Variation to how Subsitutions Works

Just started playing with Scrivener. As a fantasy writer, I rely very heavily on the auto-correct feature, that replaces your chosen letters (ex. tr) with a longer word (ex. The Researcher). I found the “Substitutions” feature, which I’m glad exists.

However, I noticed Scrivener replaces those letters (ex. tr) WHENEVER they are typed, versus if they are stand alone. I would love if Scrivener did replacements like Word. (ex. So tr [space] would become The Researcher, versus in scrivener “sTReet” becomes “sThe Researchereet”).

I don’t know if I am missing a setting, but I would love this alternate Substitutions option.
PS. I use PC.

Thanks.
:smiley:

I would try using the project auto-complete system as well. You can get there from the Project/Auto-Complete List… menu command. The advantages are that it only triggers when you start typing in a word found in the list, and offers it as a suggestion instead of just immediately replacing the text. Further, you can easily append text to the list by selecting it, and choosing “Add Selection to Auto-Complete List” from the right-click menu.
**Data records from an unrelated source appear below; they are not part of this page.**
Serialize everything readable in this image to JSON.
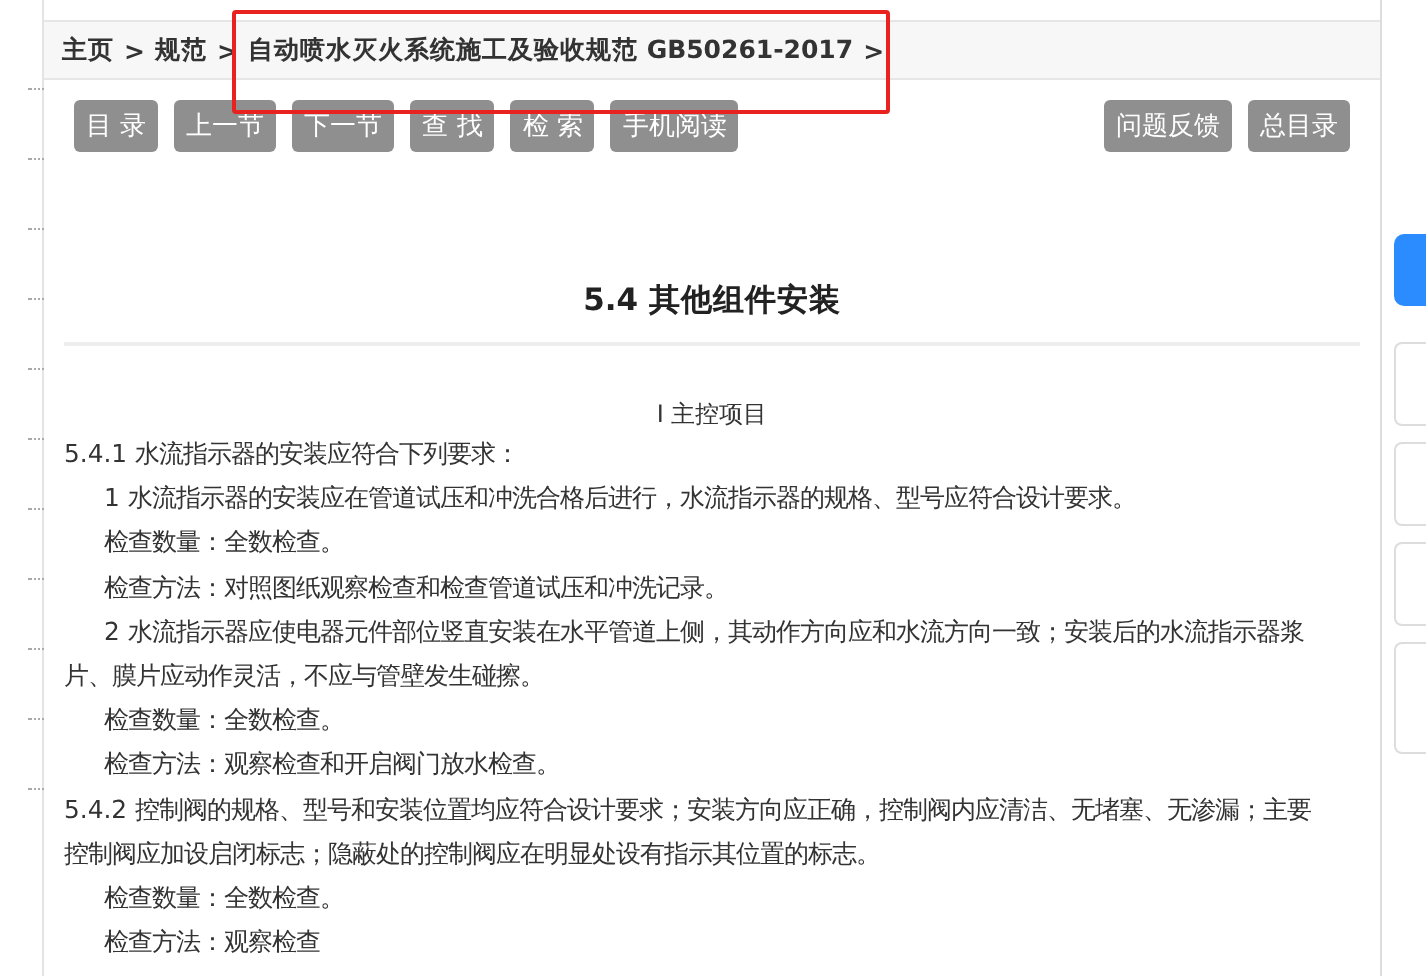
{
  "breadcrumb": [
    {
      "label": "主页",
      "sep": ">"
    },
    {
      "label": "规范",
      "sep": ">"
    },
    {
      "label": "自动喷水灭火系统施工及验收规范 GB50261-2017",
      "sep": ">"
    }
  ],
  "toolbar": {
    "left": [
      "目 录",
      "上一节",
      "下一节",
      "查 找",
      "检 索",
      "手机阅读"
    ],
    "right": [
      "问题反馈",
      "总目录"
    ]
  },
  "section_title": "5.4 其他组件安装",
  "subheading": "Ⅰ 主控项目",
  "paragraphs": [
    {
      "kind": "clause",
      "text": "5.4.1 水流指示器的安装应符合下列要求："
    },
    {
      "kind": "item",
      "text": "1 水流指示器的安装应在管道试压和冲洗合格后进行，水流指示器的规格、型号应符合设计要求。"
    },
    {
      "kind": "item",
      "text": "检查数量：全数检查。"
    },
    {
      "kind": "item",
      "text": "检查方法：对照图纸观察检查和检查管道试压和冲洗记录。"
    },
    {
      "kind": "item",
      "text": "2 水流指示器应使电器元件部位竖直安装在水平管道上侧，其动作方向应和水流方向一致；安装后的水流指示器浆片、膜片应动作灵活，不应与管壁发生碰擦。"
    },
    {
      "kind": "item",
      "text": "检查数量：全数检查。"
    },
    {
      "kind": "item",
      "text": "检查方法：观察检查和开启阀门放水检查。"
    },
    {
      "kind": "clause",
      "text": "5.4.2 控制阀的规格、型号和安装位置均应符合设计要求；安装方向应正确，控制阀内应清洁、无堵塞、无渗漏；主要控制阀应加设启闭标志；隐蔽处的控制阀应在明显处设有指示其位置的标志。"
    },
    {
      "kind": "item",
      "text": "检查数量：全数检查。"
    },
    {
      "kind": "item",
      "text": "检查方法：观察检查"
    }
  ]
}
Lastly, these are project specific, so the fantasy nouns from one novel won’t get injected into the blog article you’re trying to write. :slight_smile:

That said, I use a global substitution engine that works much like our system does in Scrivener. In fact anywhere I type on my computer these things can run. So what I do is use a system of symbols and text in combination. For example with URLs, I start with a dot and end with a slash. The stuff in between identifies the URL. “.lnl/” prints “http://www.literatureandlatte.com/”, and “.kb-cloud/” print “https://scrivener.tenderapp.com/help/kb/cloud-syncing/using-scrivener-with-cloud-sync-services”. Those particular strings of characters are never going to appear in natural writing, so I never end up with URLs jammed up in what I’m writing (unless I want it!). So in your case you could try something like “%tr”. You’re never going to type that in ordinarily, so it could only mean one thing when you do, “The Researchers”.